5 Ways To Improve Air Travel From A Co-Working Pro

Happy busiest travel day of the year, friends! Chances are good that you're already on your way through the mass of humanity making a move from one place to another, so here's a thought: If you could do anything to improve the flying experience, what would it be?

This week, Gizmodo asked a handful of pros in different fields that question. We've heard from textile designer Elizabeth Whelan, customer experience designer Matt Rolandson, and, today, co-working and retail expert Rena Tom weighs in. Tom is a consultant, creative champion, and the founder of Makeshift Society, a San Francisco-based co-working space and creative clubhouse (soon to open a second location in Brooklyn). Here's what she had to say.

Consider hanging out after landing

"Why are people at airports? Yes, they're traveling, but they're stuck there—waiting before a flight and also after landing. If I take a red eye from San Francisco to New York, I don't always want to go into the city at 6am: it's early, nothing's open, my hotel won't allow check-in until the afternoon. It would be great if there were a space where people could feel comfortable to actually hanging out to get stuff done."

Rethink the concept of an airline lounge

"Of course, it doesn't just have to be work; that's one chunk of it, but it could be more of an activity hub, or a place to chill. No one ever thinks of just chilling at the airport. The problem with fancy airport lounges is that they're segregated by airline, and they're status-based; they're only for certain kinds of people. This would be open to all, for a fee, even; I know I'd happily pay a few bucks for a nice place to be productive, especially if it had a few fun things out for kids to keep kids busy."

5 Ways To Improve Air Travel From A Co-Working Pro

Time-based projects for frequent travelers

"There are a lot of things to do with the notion that people are traveling, but, for the most part, they'll always come back through the same airport. SFO has fantastic museum exhibitions, but what if there were resident artists working on a project on-site? You could see what they were doing on the way out, then see the result when you return.
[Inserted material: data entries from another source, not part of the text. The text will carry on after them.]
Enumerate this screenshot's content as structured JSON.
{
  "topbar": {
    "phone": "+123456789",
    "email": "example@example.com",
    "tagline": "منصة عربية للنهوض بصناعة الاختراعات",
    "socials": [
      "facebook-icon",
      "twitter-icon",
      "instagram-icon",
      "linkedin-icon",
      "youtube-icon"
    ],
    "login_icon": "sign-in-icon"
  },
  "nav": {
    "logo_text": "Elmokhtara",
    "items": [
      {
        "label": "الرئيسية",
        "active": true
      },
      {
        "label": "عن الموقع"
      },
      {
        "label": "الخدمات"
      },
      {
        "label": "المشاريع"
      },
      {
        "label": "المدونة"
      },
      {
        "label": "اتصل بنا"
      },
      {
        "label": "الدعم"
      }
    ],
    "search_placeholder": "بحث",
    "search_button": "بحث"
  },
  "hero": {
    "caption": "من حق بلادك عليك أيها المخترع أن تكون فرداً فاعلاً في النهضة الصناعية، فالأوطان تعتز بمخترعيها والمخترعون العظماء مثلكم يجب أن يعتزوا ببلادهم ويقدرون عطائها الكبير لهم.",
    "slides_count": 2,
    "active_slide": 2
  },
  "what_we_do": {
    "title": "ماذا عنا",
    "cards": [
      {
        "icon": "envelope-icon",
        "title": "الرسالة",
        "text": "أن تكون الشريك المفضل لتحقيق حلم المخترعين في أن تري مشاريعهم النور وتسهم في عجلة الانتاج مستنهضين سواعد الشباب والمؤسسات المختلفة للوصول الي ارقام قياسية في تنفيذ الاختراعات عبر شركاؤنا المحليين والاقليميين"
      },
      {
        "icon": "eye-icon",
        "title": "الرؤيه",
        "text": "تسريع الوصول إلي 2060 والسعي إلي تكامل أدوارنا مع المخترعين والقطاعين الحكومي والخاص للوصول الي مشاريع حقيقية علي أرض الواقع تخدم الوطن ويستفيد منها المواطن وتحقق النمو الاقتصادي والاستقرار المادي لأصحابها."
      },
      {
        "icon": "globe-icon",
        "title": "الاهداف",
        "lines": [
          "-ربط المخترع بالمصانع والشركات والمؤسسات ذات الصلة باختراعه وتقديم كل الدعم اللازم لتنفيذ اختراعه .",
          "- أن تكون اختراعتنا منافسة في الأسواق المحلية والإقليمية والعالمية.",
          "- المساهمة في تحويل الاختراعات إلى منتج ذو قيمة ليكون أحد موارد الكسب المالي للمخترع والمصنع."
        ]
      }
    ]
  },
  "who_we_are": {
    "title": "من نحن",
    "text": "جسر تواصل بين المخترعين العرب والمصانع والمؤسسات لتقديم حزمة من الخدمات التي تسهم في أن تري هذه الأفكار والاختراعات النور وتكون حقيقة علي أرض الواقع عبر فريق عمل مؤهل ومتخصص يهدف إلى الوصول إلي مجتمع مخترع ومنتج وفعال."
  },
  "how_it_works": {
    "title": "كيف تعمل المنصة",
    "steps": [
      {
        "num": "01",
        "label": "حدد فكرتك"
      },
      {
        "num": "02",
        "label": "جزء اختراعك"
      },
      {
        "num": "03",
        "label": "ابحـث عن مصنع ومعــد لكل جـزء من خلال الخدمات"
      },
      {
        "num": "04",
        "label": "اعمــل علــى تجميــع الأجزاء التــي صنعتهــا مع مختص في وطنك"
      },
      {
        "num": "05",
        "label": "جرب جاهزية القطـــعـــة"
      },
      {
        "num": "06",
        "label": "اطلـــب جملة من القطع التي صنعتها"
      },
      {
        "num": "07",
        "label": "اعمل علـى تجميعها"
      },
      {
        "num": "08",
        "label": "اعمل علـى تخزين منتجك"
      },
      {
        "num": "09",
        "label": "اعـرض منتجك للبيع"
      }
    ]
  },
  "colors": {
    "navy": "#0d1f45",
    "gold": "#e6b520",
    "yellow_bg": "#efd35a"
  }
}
Or a ceramics studio, where you could create something before your flight, then pick it up all finished and fired after your trip."

5 Ways To Improve Air Travel From A Co-Working Pro

A current exhibition at SFO.

Connect to the community outside the airport

"Shopping isn't the main thing travelers are after anymore, but local makers could come out to do demos, or chefs could do pop-up tastings, with discounts for their restaurants or products back in the city."

Make the airport feel like an extension of the city

"Everyone's always so anxious to get in and leave; creating this kind of immersive space might actually decrease stress on the outside as well by encouraging people to come earlier and experience more. Maybe an app could say what's going on at the airport at any given terminal, at any given time, to establish the idea that there are humans there, and activities, when you're not around. It would make things feel a little more friendly. We should treat our airports more like a city and a community of people."

5 Ways To Improve Air Travel From A Co-Working Pro

Image by Flickr user Daniel Ramirez.

It's one of the busiest travel weeks of the year, so what better time to take a closer look at how we get where we're going—and how we could be doing it better? Check out more of Gizmodo's Air Travel Week posts here.